By Wade Bourne

It's necessity of change tactics when the hunting conditions are poor. When the wind is slack, the sky overcast and the temperature warm, hunters must adjust. These conditions make the birds spooky, and they take more convincing to lure into range.

The following are proven tips in pulling in ducks made wary by poor hunting conditions and heavy gunning pressure.

Increase the Realism of Your Spread

When the wind is up and the sun is bright, you don't need a feather-perfect decoy spread to pull ducks in. However, on still, cloudy days, the ducks get a much better look. It's easier for them to circle a spread, because they're not buffeted by gusts. And the lack of shadows reveals much greater decoy detail to their discerning eyes.

There are several things hunters can do to increase a spread's realism. One is to add movement, as described above. Real ducks keep a quiet hole of water alive with ripples. Decoys should do likewise.

There are many options for making decoys move. Jerk strings, motorized decoys, water shakers and other devices will solve the no-movement dilemma. Waterfowl specialty catalogs feature an array of such products. On slow bird days, they are tickets for action.

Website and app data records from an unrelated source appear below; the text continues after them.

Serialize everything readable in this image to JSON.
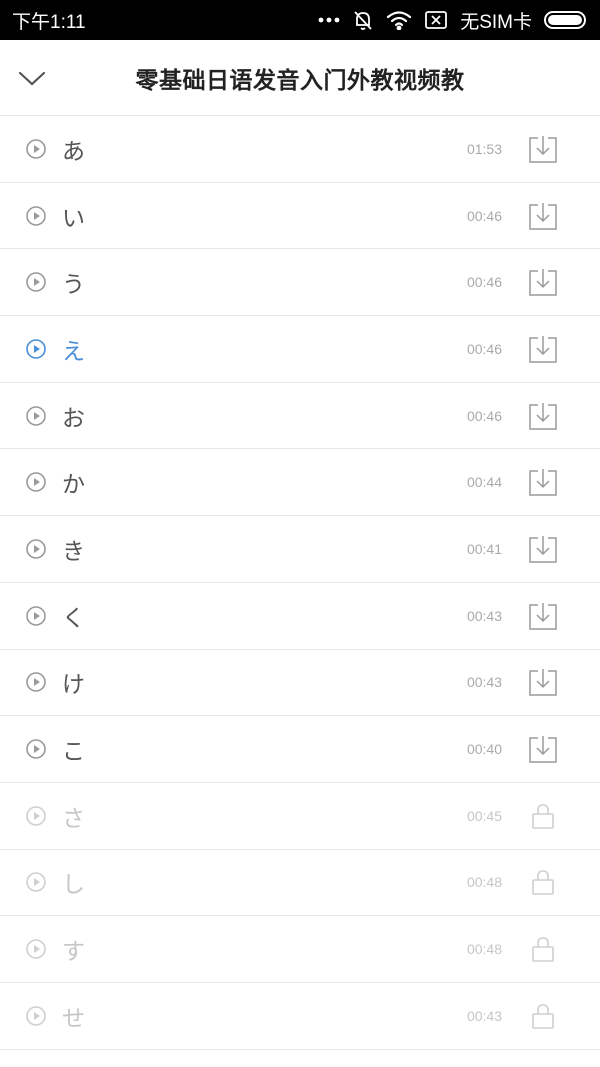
{
  "status_bar": {
    "time": "下午1:11",
    "carrier": "无SIM卡"
  },
  "header": {
    "title": "零基础日语发音入门外教视频教"
  },
  "colors": {
    "active": "#4a90d9",
    "normal_icon": "#9a9a9a",
    "locked": "#cfcfcf"
  },
  "items": [
    {
      "kana": "あ",
      "duration": "01:53",
      "state": "download"
    },
    {
      "kana": "い",
      "duration": "00:46",
      "state": "download"
    },
    {
      "kana": "う",
      "duration": "00:46",
      "state": "download"
    },
    {
      "kana": "え",
      "duration": "00:46",
      "state": "active"
    },
    {
      "kana": "お",
      "duration": "00:46",
      "state": "download"
    },
    {
      "kana": "か",
      "duration": "00:44",
      "state": "download"
    },
    {
      "kana": "き",
      "duration": "00:41",
      "state": "download"
    },
    {
      "kana": "く",
      "duration": "00:43",
      "state": "download"
    },
    {
      "kana": "け",
      "duration": "00:43",
      "state": "download"
    },
    {
      "kana": "こ",
      "duration": "00:40",
      "state": "download"
    },
    {
      "kana": "さ",
      "duration": "00:45",
      "state": "locked"
    },
    {
      "kana": "し",
      "duration": "00:48",
      "state": "locked"
    },
    {
      "kana": "す",
      "duration": "00:48",
      "state": "locked"
    },
    {
      "kana": "せ",
      "duration": "00:43",
      "state": "locked"
    }
  ]
}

Hunters should also keep their decoys' paint fresh and bright. A little touch-up during the off-season handles this problem. Another trick is to keep mud washed off decoys so their colors show clearly. An old soft-bristle brush is good for scrubbing mud away.

Sleeper and confidence decoys add realism. I scatter a half dozen sleeper mallards through my spread. (Ducks are lazy on warm, still days.) I also toss several coot decoys around the outer edge of my spread for a more natural appearance.

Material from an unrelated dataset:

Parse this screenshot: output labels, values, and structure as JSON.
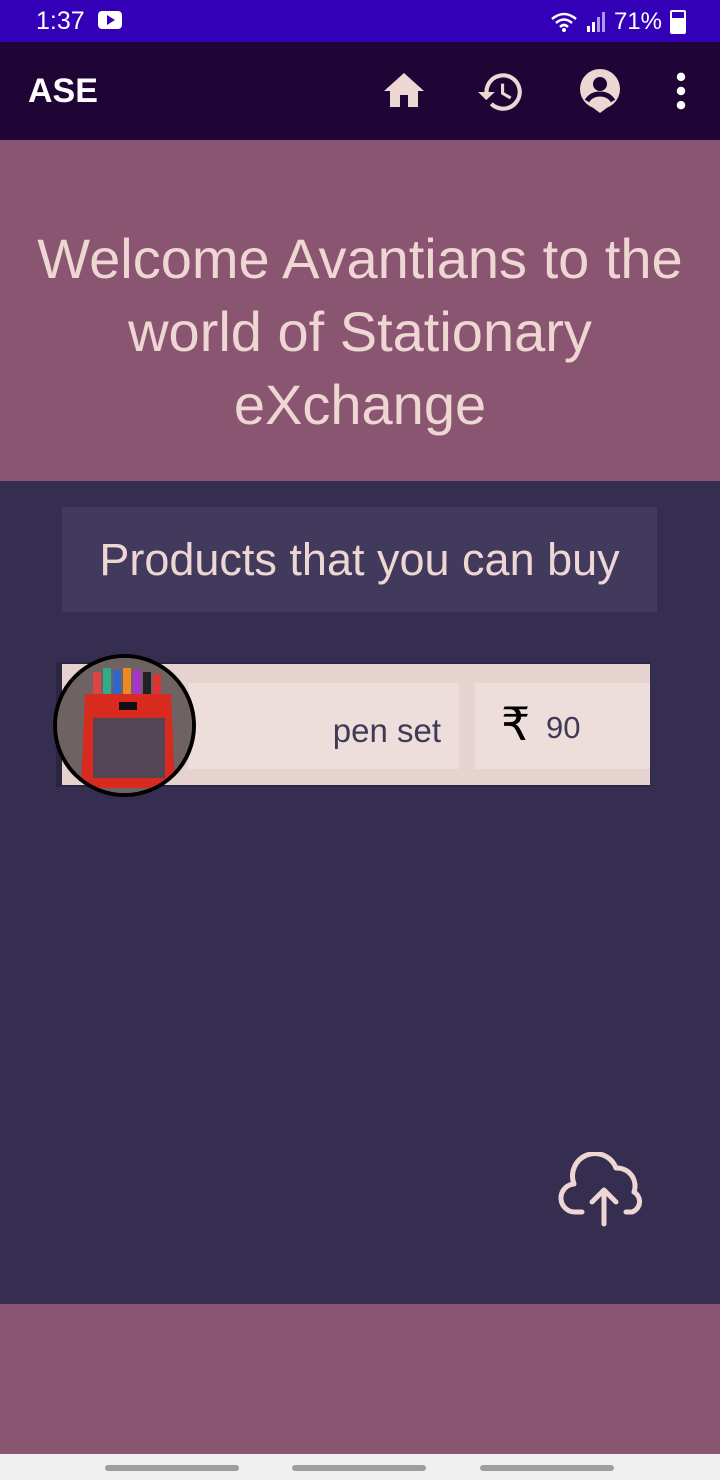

Another ruse is to set a line of stand-up field decoys on a log at the edge of my spread. Ever notice how real ducks climb up and rest and loaf on logs? Simulating this adds convincing power to circling birds. I nail these decoys' bases to the log to hold them in place when the wind blows.

Call Less; Call Quieter

Slow-bird days are lazy days for ducks, and this dictates a softer, less-aggressive style of calling than you would use on a blustery new-duck day.

On calm, cloudy days, I use a quiet, raspy call, and I blow it sparingly. I hail-call to get passing birds' attention, and then I back off as they begin circling. I may blow a short comeback as they slide downwind, and sometimes I might chuckle and make a few quiet quacks, but I'm not compulsive. On slow-bird days, a demanding style of calling will usually scare ducks away. (Some days, as in the one described above, no calling is better than even minimal calling. Experiment to see what works best.)

Keep Covered; Keep Still

Good camouflage is a necessity on slow-bird days. Again, when it's overcast, there are no shadows, and low-flying ducks can see down into blinds, boats, brush, etc. It's easy for them to pick up a face looking up or a hand reaching for a shotgun.

Keep your blind well brushed throughout the season, especially the shooting hole. As the season progresses and cover is beaten down or blown off a blind, add more periodically to keep hunters hidden.

Make sure hunters' clothing blends into the natural surroundings no bright colors. Also, a face mask is a good idea to hide hunters' shiny faces.

Sometimes ducks are easy to pull in when the weather is right and new flights are arriving. But catch a slow-bird day with ducks that have been called to and shot at until they are super wary, and decoying them in close can seem like Mission Impossible.

But it's not! Slow-bird days may not provide fast action, but they can be better than most hunters expect.

When I left our blind toting my four ducks, I had high hopes for the next morning's hunt. My new tipper decoy had passed the test. Now, I knew that if it was one of those days when ducks were circling out of range, almost with a taunting attitude, I'd give my goose a couple of hard tugs and get ready. Chances are their flaps and landing gear would come down, and another duck or two would make a splash landing!